“The night was quickly defined by a trend of first-time progressive candidates, energized and motivated to come out against a hostile, right-wing political climate, running and winning. The results are dramatic, with 18 towns across the state flipping from red to blue. It’s clear that voters want change, and the results are a testament to the will for progressive ideas and alternatives to anti-worker austerity and Trump-era cruelty.”
“Since Trump’s election, progressives have known that defeating Trump’s politics of division would begin from the ground up in local elections. That came to fruition last night. We are excited to see so many first time candidates who won local elections from Norwalk to Willimantic and in between.”
“I cannot comment with certainty at how candidates ran in other towns, but our local Republican candidates ran on their own merits, as proven advocates for Norwalk families and local business interests,” Conroy campaign chairman Rick Joslyn said in an email. “They campaigned with respect and integrity, and I have not heard anything differently from their opponents. It would be a shame and a disservice to Norwalk’s future to make this past election about anything other than the issues that impact people here locally.”

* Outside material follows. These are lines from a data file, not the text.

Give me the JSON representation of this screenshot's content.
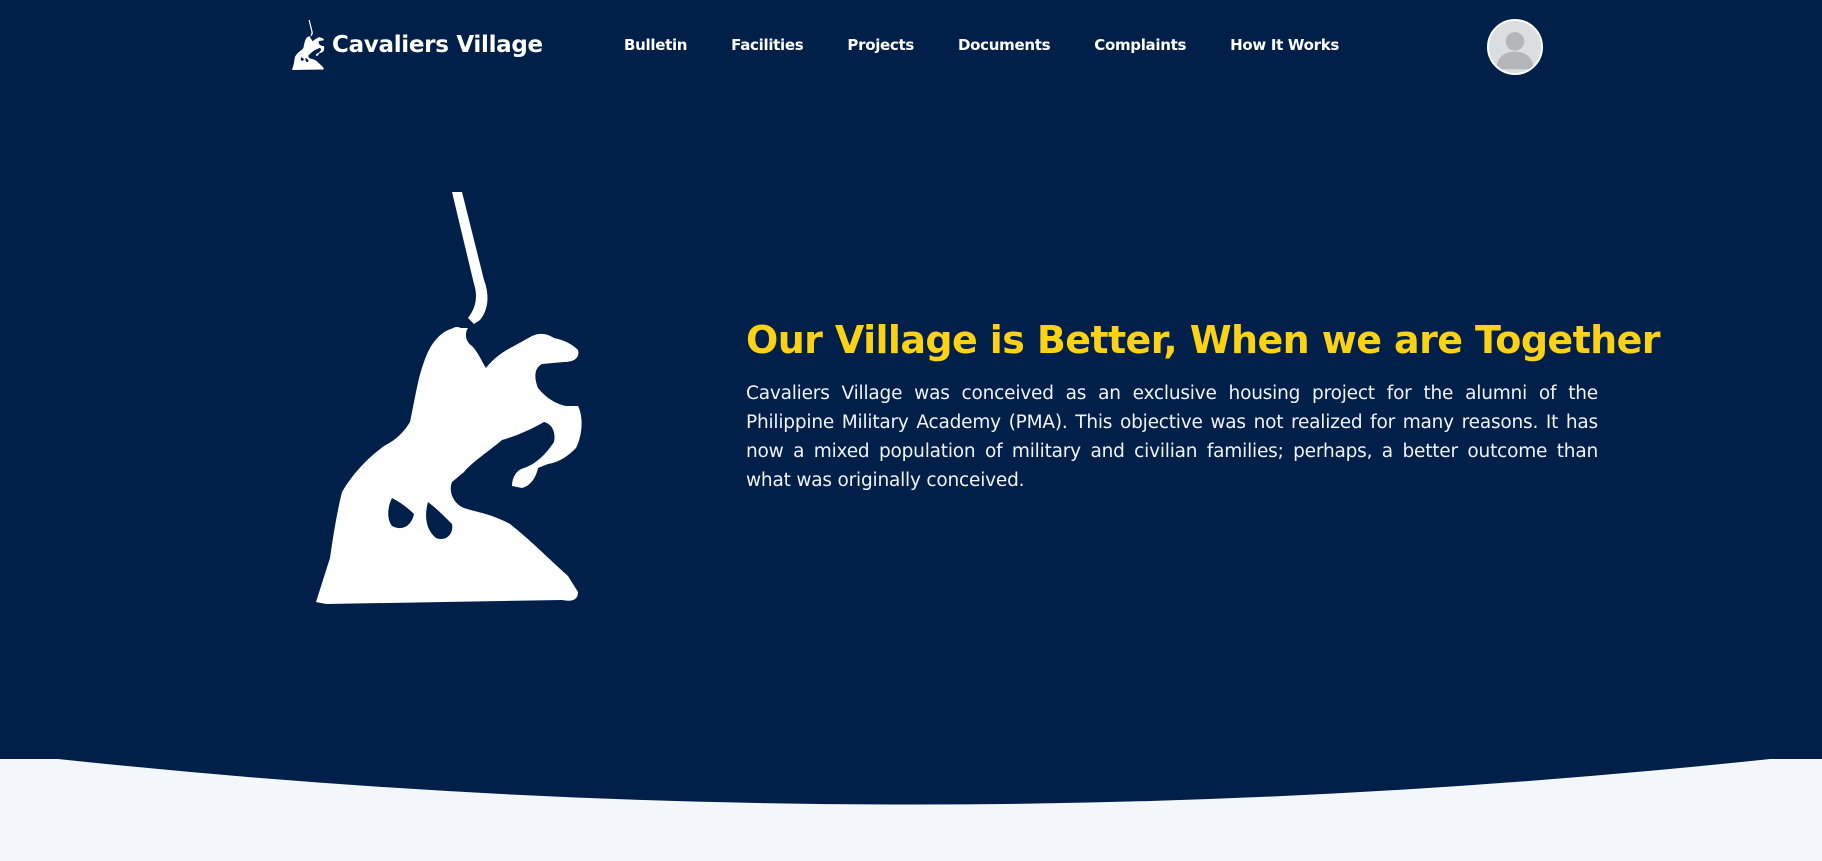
{
  "header": {
    "brand_name": "Cavaliers Village",
    "logo_icon": "horse-rider-statue-icon",
    "nav": [
      {
        "label": "Bulletin"
      },
      {
        "label": "Facilities"
      },
      {
        "label": "Projects"
      },
      {
        "label": "Documents"
      },
      {
        "label": "Complaints"
      },
      {
        "label": "How It Works"
      }
    ],
    "avatar_icon": "user-avatar-icon"
  },
  "hero": {
    "image_icon": "horse-rider-statue-icon",
    "title": "Our Village is Better, When we are Together",
    "description": "Cavaliers Village was conceived as an exclusive housing project for the alumni of the Philippine Military Academy (PMA). This objective was not realized for many reasons. It has now a mixed population of military and civilian families; perhaps, a better outcome than what was originally conceived."
  },
  "colors": {
    "hero_background": "#00204a",
    "headline": "#fcd116",
    "text": "#ffffff",
    "page_background": "#f3f6fa"
  }
}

Smyth, the top-vote getting Council candidate, has said she was inspired to run for office by the Woman’s March in January.
In a Wednesday email, she confirmed that she is a a first time progressive candidate, as described by Moreno.
“I agree with this characterization of what happened in Norwalk last night. I think people are angry and scared about what is happening in Washington and have come to realize that shoring up our local government with progressive candidates is the best protection we have.
“I knew I would feel honored to be elected, but I find myself moved to have received the highest number of at large votes. Although I’m still absorbing this, I can contribute it to several factors. Yes, there is a wave of voters who want change and a fresh perspective. Many want more women in government.
“At the root of it all, though, my party believed in me, my students and their families believed in me, and my fellow NHS band parents believed in me. My voters have trusted me with their kids for years and I think they trust me to serve Norwalk and all of our citizens. They know I care.”
More from Wells
Democratic District E incumbents Tom Livingston and John Igneri were worried about Republican challenger Ernie DesRochers because “McCarthy and that crowd” tend to do well at Fox Run Elementary Schools, Wells said.
Unofficial results obtained by the Democratic Party on Tuesday showed that Livingston and Igneri had easily won the vote at Fox Run, more than 200 votes ahead of DesRochers.
“As soon as I saw that I said, ‘It’s going to be a sad night for Republicans,’ because if they can’t do better up there in an area where they have traditionally done well, then they have problems,” Wells said.
Democrats were pretty confident Rilling would win because Morris wasn’t eroding Democratic votes away from him, and, “Clearly Lisa and Andy were fighting for a lot of the same voters, so that was going to make both of their roads very tough,” Wells said.
If Republicans had consolidated behind Brinton Thomson, if she caught on and if Morris was doing better, then conceivably it could have gone another way but, “I didn’t think it was going to happen,” Wells said. “When you only have half the party members as the Democrats to begin with, it’s a sure way to lose. It’s the math.”